MINNESOTA – The Continental Insurance Company sold general liability policies to McQuay-Perfex, Inc., a company that manufactured and sold products containing asbestos. McQuay-Perfex went through a series of mergers and name changes throughout its history, leaving Daikin Applied Americas, Inc. as its successor by merger. Daikin was named the defendant in a series of asbestos suits, and it tendered the suits to Continental. Continental provided a defense subject to a reservation of rights and filed a separate declaratory judgment action to determine coverage.
In August, a federal district judge held that Continental’s policies required Continental to defend only those suits specifically alleging the liability of McQuay-Perfex, and not those suits involving only entities or liabilities acquired by McQuay Perfex’s successor after the expiration of the final policy issued by Continental. In response to the ruling, Continental withdrew its defense in cases where Daikin was named individually or as a successor to entities other than McQuay-Perfex, and it demanded reimbursement for amounts expended in Daikin’s defense in such actions.

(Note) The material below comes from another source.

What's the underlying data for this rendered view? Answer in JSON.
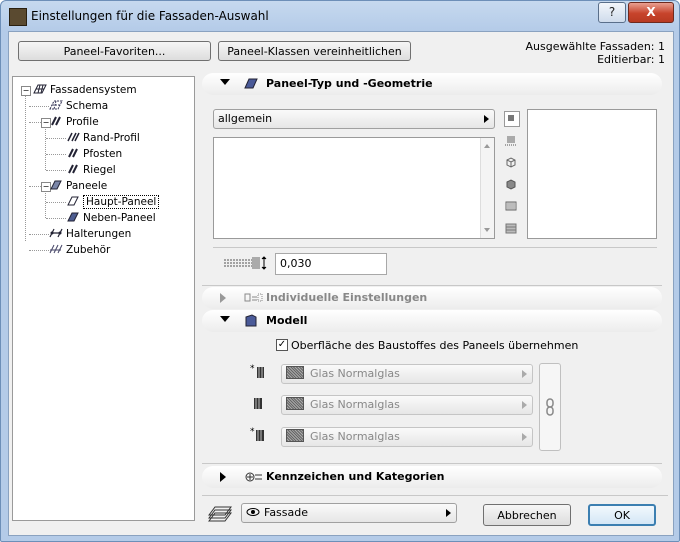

When Daikin refused to provide reimbursement, Continental sought to amend its complaint in the coverage action to remove claims regarding the suits where it had been held to have no duty to defend, and to add a claim for reimbursement based on breach of implied contract.
The court would not grant Continental leave to amend. According to the court, Continental’s claim for reimbursement was a contingent claim that could have been pleaded at the outset of the case. True, the claim could not be adjudicated until the federal district judge’s ruling came down and Daikin refused to provide reimbursement, but that did not mean the claim was not ripe. The court held that, in assessing the ripeness of contingent claims, courts should look to the practical likelihood that the contingencies will occur. The less likely the contingencies, the more likely the claim is unripe.
The court therefore concluded that Continental could have pleaded its contingent right to reimbursement of defense costs, and that its failure to do so before the deadline for amending pleadings doomed Continental’s motion to amend.